Scholia Reviews ns 18 (2009) 37.

D. Protase, N. Gudea and R. Ardevan, Din istoria militară a Daciei Romane. Castrul Roman de Interior de la Gherla. Aus der Militärgeschichte des Römischen Dakien. Das römische Binnenkastell von Gherla. Bibliotheca historica et archaeologica Banatica XLVI. Timişioara: Mirton, 2008. Pp. 503, incl. 33 figures and 99 plates. ISBN 978-973-52-0387-0. No price supplied.

Denis Saddington
University of the Witwatersrand, Johannesburg, South Africa

At the beginning of the second century AD Trajan added Dacia (partly modern Rumania) to the Roman Empire. Ancient accounts of the conquest and provincialization of the area are lost; all that we have is the spectacular sculptural record on Trajan’s Column in his forum at Rome. However, deriving precise historical information from a work of art is notoriously difficult. Hence the archaeological investigations by Rumanian scholars are of especial value.

In this work Professors Protase, Gudea, and Ardevan, all veterans in the field, have produced a detailed account of the excavation of Gherla in Dacia Porolissensis. Gherla is not on the frontier itself, but some distance behind it. It was built of earth and timber under Trajan, transformed into stone either late under Hadrian or early under Antoninus Pius.

The account is usefully bilingual, Rumanian and German, which facilitates consultation by a wide audience. There is an introduction on the location and the present condition of the remains of the fort.
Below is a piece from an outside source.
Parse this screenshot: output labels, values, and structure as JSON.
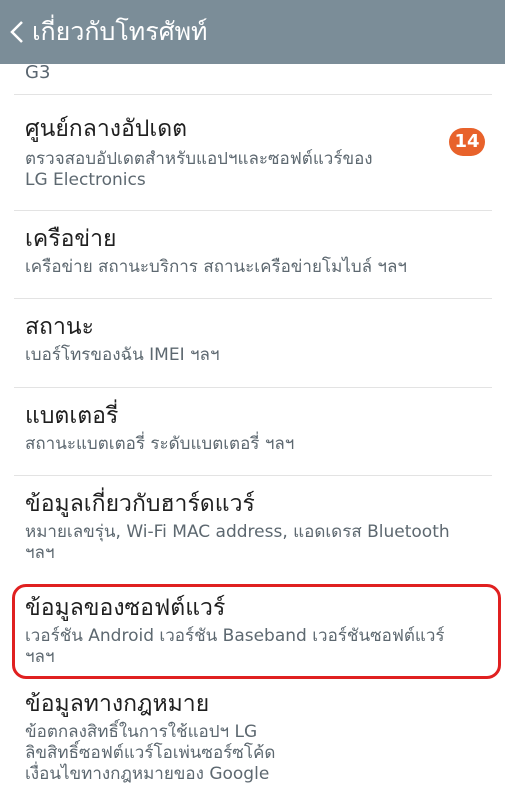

This is followed by a history of its excavation from the beginning of the last century to the present. A detailed section covers the various building phases. There is a full catalogue of the inscriptions and coins discovered at the site together with metal, ceramic, and other finds. There is a brief discussion of the fate of the fort and the adjacent civilian settlement after 275. The work concludes with a description of the finds displayed in the Gherla and other museums. An index and a bibliography follow.

There is an interesting silver statuette of a captured German (certain German tribes supported the Dacians against the Romans). It would have been useful to have compared this with the Germans on Trajan’s Column and his Arch at Beneventum. Two military diplomas (bronze documents given Roman auxiliary soldiers as evidence of their Roman citizenship) are well preserved; one, of 123, was for a soldier in the Ala I Brittonum ‘translata in Dacia Porolissensi’ (Roman Military Diplomas = RMD 1.21), another for one from the Coh. I Brittanica in 133 (RMD 1.35). Both had been recruited in Pannonia (now Serbia). However, the regiment which built the fort was the Ala II Pannoniorum: several altars dedicated by some of its members survive at the site. Interestingly, a soldier from this regiment, Ti. Claudius Maximus, is portrayed on Trajan’s Column as capturing the Dacian king, Decebalus, during the Dacian Wars. And his tombstone, portraying the same event, survives at Philippi in northern Greece (L'Année Épigraphique [1969/70] 583).

This work is a detailed and useful addition to the military history of the Roman province of Dacia. Its authors are to be congratulated on it.